It's the last week of the holidays and we don't want to believe it do we; the end of all those lovely long rambling days with or without a plan, heading towards timetables, uniforms, squeezing down time in where possible.
I am trying to create a working life that has space around the edges. Last year I found myself running from one student to another, from class to home to school, to shopping, to rehearsals, to pickups and home again with tired children, late dinners and late bedtime. Batty.
Time to be still and think about what to eat, having a wholesome meal on the table for a hungry, busy man and kids, getting some dishes done, welcoming the children home with a snack, knitting in bed with a warm drink, a potter in the garden, an evening walk, a chapter of a good book, a glass of wine over backgammon in the garden, ball games on the trampoline, an hour with guinea pigs oinking on our laps, a visit with friends or family, a family walk on the beach or in the bush, a drawing/craft session around the kitchen table after school, a cup of tea with a girlfriend, a long cuddle on the couch (with a big or small person, or all three), a bit of considered blogging, piano playing that is for naught but pleasure; these are some of the thing that make our life feel a bit more elastic.
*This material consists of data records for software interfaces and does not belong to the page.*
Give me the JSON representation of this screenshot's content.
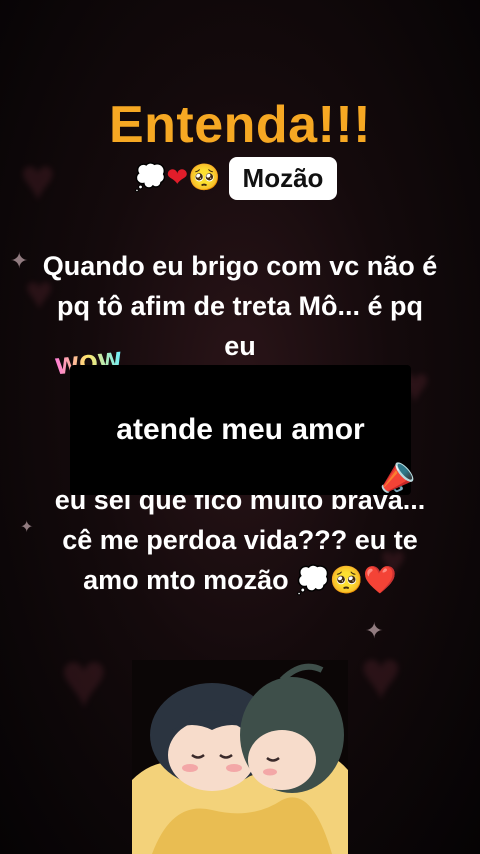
{
  "title": "Entenda!!!",
  "subtitle": {
    "emojis": "💭❤️🥺",
    "name": "Mozão"
  },
  "message_top": "Quando eu brigo com vc não é  pq tô afim de treta Mô... é  pq eu",
  "overlay_text": "atende meu amor",
  "sticker_text": "WOW",
  "message_bottom": "eu sei que fico muito brava... cê  me perdoa vida??? eu te amo mto mozão 💭🥺❤️",
  "icons": {
    "thought": "thought-bubble-icon",
    "heart": "red-heart-icon",
    "pleading": "pleading-face-icon",
    "horn": "party-horn-icon"
  },
  "colors": {
    "title": "#f6a823",
    "heart": "#e11d2a",
    "background": "#140a0c"
  }
}
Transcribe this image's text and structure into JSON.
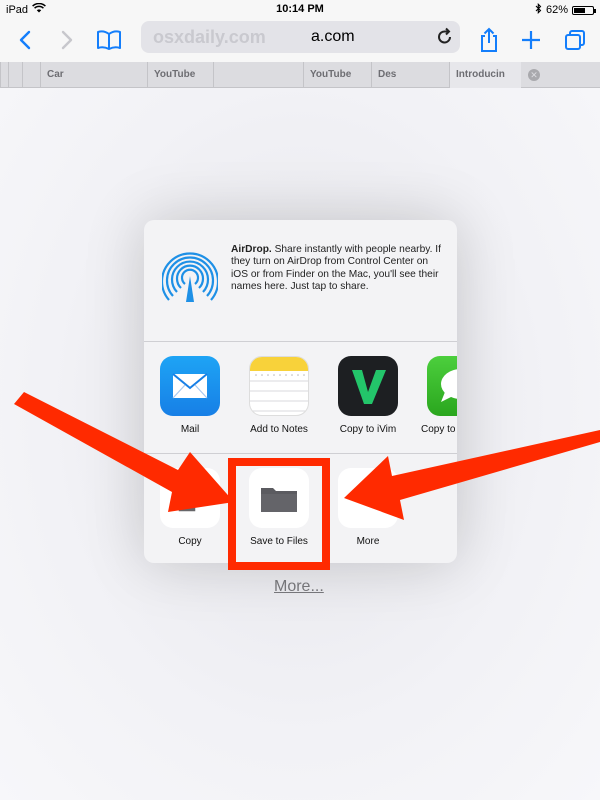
{
  "status_bar": {
    "device": "iPad",
    "time": "10:14 PM",
    "battery": "62%",
    "battery_level": 0.62
  },
  "nav": {
    "address_watermark": "osxdaily.com",
    "address_text": "a.com"
  },
  "tabs": [
    {
      "label": ""
    },
    {
      "label": ""
    },
    {
      "label": "Car"
    },
    {
      "label": "YouTube"
    },
    {
      "label": ""
    },
    {
      "label": "YouTube"
    },
    {
      "label": "Des"
    },
    {
      "label": "Introducin"
    }
  ],
  "share_sheet": {
    "airdrop_title": "AirDrop.",
    "airdrop_desc": "Share instantly with people nearby. If they turn on AirDrop from Control Center on iOS or from Finder on the Mac, you'll see their names here. Just tap to share.",
    "apps": [
      {
        "label": "Mail",
        "icon": "mail-icon"
      },
      {
        "label": "Add to Notes",
        "icon": "notes-icon"
      },
      {
        "label": "Copy to iVim",
        "icon": "ivim-icon"
      },
      {
        "label": "Copy to",
        "icon": "messages-icon"
      }
    ],
    "actions": [
      {
        "label": "Copy",
        "icon": "copy-icon"
      },
      {
        "label": "Save to Files",
        "icon": "folder-icon"
      },
      {
        "label": "More",
        "icon": "more-icon"
      }
    ]
  },
  "page": {
    "more_link": "More..."
  },
  "colors": {
    "accent": "#147efb",
    "annotation": "#ff2a00"
  }
}
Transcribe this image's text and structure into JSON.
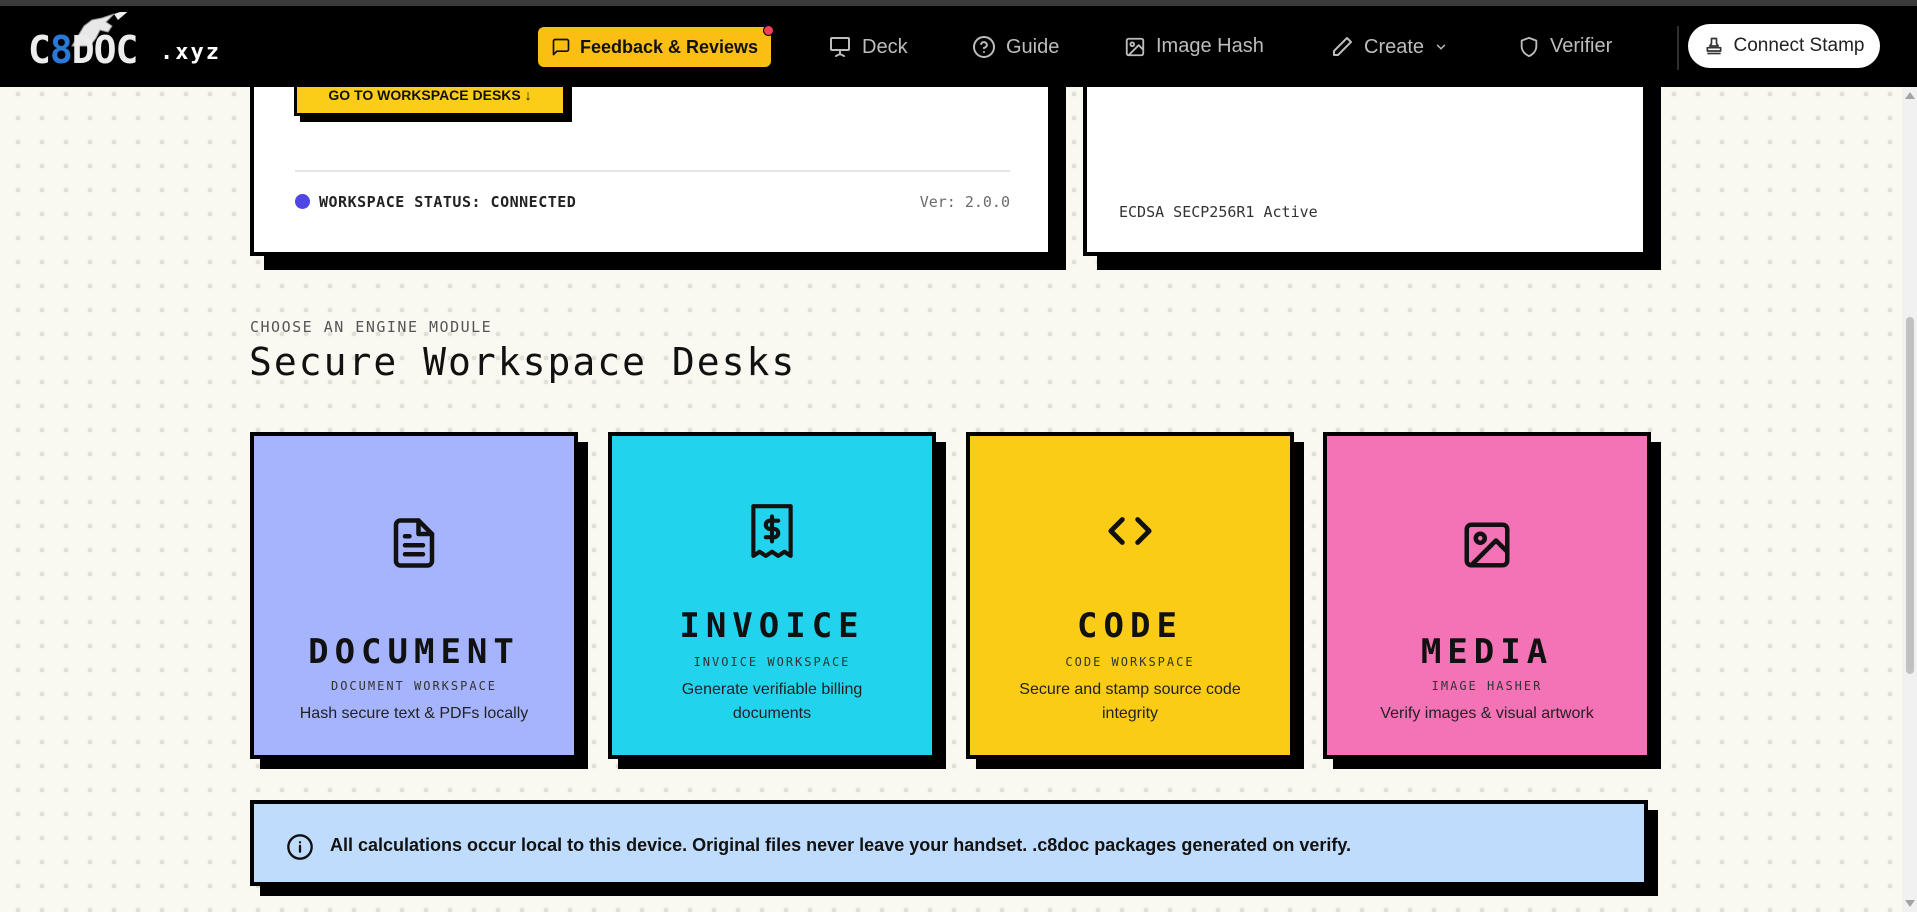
{
  "nav": {
    "logo_text": "C8DOC",
    "domain": ".xyz",
    "feedback_label": "Feedback & Reviews",
    "links": [
      "Deck",
      "Guide",
      "Image Hash",
      "Create",
      "Verifier"
    ],
    "connect_label": "Connect Stamp"
  },
  "workspace_panel": {
    "goto_label": "GO TO WORKSPACE DESKS ↓",
    "status": "WORKSPACE STATUS: CONNECTED",
    "version": "Ver: 2.0.0"
  },
  "crypto_panel": {
    "algorithm": "ECDSA SECP256R1 Active"
  },
  "section": {
    "eyebrow": "CHOOSE AN ENGINE MODULE",
    "title": "Secure Workspace Desks"
  },
  "desks": [
    {
      "name": "DOCUMENT",
      "sub": "DOCUMENT WORKSPACE",
      "desc": "Hash secure text & PDFs locally",
      "color": "#a5b4fc",
      "icon": "file-text-icon"
    },
    {
      "name": "INVOICE",
      "sub": "INVOICE WORKSPACE",
      "desc": "Generate verifiable billing documents",
      "color": "#22d3ee",
      "icon": "receipt-icon"
    },
    {
      "name": "CODE",
      "sub": "CODE WORKSPACE",
      "desc": "Secure and stamp source code integrity",
      "color": "#facc15",
      "icon": "code-icon"
    },
    {
      "name": "MEDIA",
      "sub": "IMAGE HASHER",
      "desc": "Verify images & visual artwork",
      "color": "#f472b6",
      "icon": "image-icon"
    }
  ],
  "info": {
    "text": "All calculations occur local to this device. Original files never leave your handset. .c8doc packages generated on verify."
  }
}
Still working on the ladies. I started them year ago for a Jewish friend who I lost contact with. Perhaps the painting of her dolls will call her. I love painting Maytroshka's. They are such little treasures.
Abuelo is kneading pizza dough. The children have gone to the Other Families. The house is quiet. Too quiet for me. I need a bit of their giggling, their footstep down the hall, even a some mess to negotiate. Our parent friends' eyes glaze over when they ask about our weekends without the children. Mine would. There are so many blended families out there now, all experiencing some kind of toing and froing, with varying degrees of success. Time alone is precious for everyone. But a couple of days would be enough. I still haven't gotten used to the week on week off swing. It even feels a little harder than when it started. I find we get into such a lovely rhythm by the end of our weeks and then blip! A 360 degree turn. How is it for the children really? Are they as happy as they report? Could this way of life possibly function on some positive level like the village? When all is well between carers there is much love and support. I suppose we will find out as they become more autonomous, and begin to reflect and ask more questions. It's not the family life I imagined for us but it's working. All we can do is keep on loving and taking one wee step at a time, keep our eyes and ears and heart open, and take a giant daily leap into the unknown!